Further research is required to understand Scot’s own private library, which contained at least 127 volumes, as evidenced by the list entitled "Catalogus librorum meoru" in his commonplace book (St Andrews, msPR3671.S3). The commonplace book also contains extracts in the hand of Scott from George Buchanan's De Jure Regno Scott traveled abroad on numerous occasions over his life, especially to the Low Countries, which afforded him the opportunity to buy books.

Characteristic Markings
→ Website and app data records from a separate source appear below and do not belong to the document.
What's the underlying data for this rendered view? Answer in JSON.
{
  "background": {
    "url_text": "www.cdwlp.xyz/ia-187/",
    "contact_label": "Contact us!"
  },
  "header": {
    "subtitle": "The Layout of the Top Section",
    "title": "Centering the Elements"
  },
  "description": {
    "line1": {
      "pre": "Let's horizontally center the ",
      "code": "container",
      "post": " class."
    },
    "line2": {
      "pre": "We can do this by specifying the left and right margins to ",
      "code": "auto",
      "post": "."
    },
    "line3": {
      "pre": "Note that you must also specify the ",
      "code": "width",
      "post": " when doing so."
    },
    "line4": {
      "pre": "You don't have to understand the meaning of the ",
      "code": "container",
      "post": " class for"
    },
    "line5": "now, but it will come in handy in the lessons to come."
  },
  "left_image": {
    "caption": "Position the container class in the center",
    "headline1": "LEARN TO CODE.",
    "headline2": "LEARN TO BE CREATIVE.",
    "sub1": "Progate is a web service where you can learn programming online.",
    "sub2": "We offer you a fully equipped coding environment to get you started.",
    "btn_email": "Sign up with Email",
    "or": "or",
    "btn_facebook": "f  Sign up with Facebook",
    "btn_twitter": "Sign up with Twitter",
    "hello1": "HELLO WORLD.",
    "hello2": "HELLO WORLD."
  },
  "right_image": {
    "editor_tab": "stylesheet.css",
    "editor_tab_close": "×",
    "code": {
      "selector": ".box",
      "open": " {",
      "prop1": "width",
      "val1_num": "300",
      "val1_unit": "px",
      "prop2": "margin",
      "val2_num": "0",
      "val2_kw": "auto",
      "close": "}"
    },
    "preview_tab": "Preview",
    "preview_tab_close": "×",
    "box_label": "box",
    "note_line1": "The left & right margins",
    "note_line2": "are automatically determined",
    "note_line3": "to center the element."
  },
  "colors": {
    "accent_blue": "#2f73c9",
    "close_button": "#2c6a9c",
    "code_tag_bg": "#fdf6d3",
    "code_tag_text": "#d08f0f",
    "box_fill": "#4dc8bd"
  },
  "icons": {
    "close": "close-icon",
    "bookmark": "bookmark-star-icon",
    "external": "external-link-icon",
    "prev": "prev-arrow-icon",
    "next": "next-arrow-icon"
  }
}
The books which form the 1620 donation to St Leonard’s are inscribed by Scot with variations of the words 'In usum et utilitatem Regentis humaniorum literarum et ejusdem classis in Gymnasio Leonardino Andreapoli erect hoc munus donavit Joannes Scott de Scottistarvet eques auratus Cancellarie S.D.A. regis director anno d[omi]ni millesimo sexcentesimo vigesimo Scottistarvett.' This distinguishes them from the books donated to the college library by his contemporaries as part of his project. Books from 1646 are inscribed “Post sum e Belgia reditum dono dedit D. Joannes Scotostarvatius Col. Leon. Anno Dom. 1646.” These books were specially bound in a uniform style in calf "with triple blind fillet on both boards, spine divided into seven compartments by raised bands set off by single gold rules, gold stamped short title in compartment two and gold stamped floral ornaments in remaining compartments, all edges of text block sprinkled red." Description from Catalogue record Scot f PA4438.A2C20)